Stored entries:
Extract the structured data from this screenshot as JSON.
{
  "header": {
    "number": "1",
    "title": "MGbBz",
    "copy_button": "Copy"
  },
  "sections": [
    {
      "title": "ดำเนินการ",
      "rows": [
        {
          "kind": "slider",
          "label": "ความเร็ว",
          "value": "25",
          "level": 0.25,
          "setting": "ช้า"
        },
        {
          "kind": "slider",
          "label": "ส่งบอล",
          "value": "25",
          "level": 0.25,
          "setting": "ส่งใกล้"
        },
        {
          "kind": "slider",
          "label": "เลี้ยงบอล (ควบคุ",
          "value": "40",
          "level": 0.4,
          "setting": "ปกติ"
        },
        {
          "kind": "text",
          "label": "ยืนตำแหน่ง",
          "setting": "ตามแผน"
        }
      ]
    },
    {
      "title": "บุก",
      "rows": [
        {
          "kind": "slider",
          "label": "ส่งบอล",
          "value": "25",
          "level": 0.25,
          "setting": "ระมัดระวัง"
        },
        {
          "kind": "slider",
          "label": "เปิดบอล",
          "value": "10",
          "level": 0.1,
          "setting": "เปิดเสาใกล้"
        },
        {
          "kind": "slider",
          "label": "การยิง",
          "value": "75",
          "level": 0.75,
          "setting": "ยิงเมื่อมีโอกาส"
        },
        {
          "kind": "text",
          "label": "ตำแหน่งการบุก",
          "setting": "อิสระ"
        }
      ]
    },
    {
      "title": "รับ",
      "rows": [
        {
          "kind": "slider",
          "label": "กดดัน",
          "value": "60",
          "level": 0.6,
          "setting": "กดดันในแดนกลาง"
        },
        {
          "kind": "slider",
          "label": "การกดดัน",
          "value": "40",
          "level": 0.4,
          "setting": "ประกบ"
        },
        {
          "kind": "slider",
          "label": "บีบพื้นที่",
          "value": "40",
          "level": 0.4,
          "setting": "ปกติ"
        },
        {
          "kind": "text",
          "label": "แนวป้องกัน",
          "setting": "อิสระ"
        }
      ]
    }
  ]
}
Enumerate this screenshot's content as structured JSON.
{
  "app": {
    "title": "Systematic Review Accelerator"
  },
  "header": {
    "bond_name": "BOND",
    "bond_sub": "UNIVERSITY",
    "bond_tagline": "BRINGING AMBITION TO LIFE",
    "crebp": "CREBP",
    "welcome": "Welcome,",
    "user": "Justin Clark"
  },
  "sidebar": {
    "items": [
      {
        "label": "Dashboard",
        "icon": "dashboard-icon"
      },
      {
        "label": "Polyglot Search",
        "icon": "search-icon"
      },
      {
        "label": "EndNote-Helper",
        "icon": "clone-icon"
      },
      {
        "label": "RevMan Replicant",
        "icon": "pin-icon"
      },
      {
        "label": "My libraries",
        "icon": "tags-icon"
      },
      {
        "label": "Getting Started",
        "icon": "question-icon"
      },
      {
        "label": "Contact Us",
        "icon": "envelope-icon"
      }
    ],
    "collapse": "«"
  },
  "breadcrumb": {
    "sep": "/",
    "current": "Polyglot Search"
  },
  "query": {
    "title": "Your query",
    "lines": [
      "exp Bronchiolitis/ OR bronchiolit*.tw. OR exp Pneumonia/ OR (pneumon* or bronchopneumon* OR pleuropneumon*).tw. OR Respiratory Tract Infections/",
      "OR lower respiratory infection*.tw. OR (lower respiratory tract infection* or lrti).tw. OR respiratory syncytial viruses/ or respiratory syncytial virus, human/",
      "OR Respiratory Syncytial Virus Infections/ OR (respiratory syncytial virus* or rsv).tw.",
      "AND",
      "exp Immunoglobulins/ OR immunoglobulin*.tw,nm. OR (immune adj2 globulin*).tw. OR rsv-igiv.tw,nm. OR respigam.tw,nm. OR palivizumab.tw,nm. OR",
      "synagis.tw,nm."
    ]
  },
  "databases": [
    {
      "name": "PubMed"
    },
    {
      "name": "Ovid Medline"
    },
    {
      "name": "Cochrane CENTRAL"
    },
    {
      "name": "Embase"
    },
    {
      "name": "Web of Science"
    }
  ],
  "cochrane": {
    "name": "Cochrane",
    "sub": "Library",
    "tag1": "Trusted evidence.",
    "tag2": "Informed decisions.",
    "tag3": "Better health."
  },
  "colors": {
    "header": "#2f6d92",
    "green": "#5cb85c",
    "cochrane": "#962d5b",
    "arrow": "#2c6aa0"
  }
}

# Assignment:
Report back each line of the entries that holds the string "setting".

# Answer box:
          "setting": "ช้า"
          "setting": "ส่งใกล้"
          "setting": "ปกติ"
          "setting": "ตามแผน"
          "setting": "ระมัดระวัง"
          "setting": "เปิดเสาใกล้"
          "setting": "ยิงเมื่อมีโอกาส"
          "setting": "อิสระ"
          "setting": "กดดันในแดนกลาง"
          "setting": "ประกบ"
          "setting": "ปกติ"
          "setting": "อิสระ"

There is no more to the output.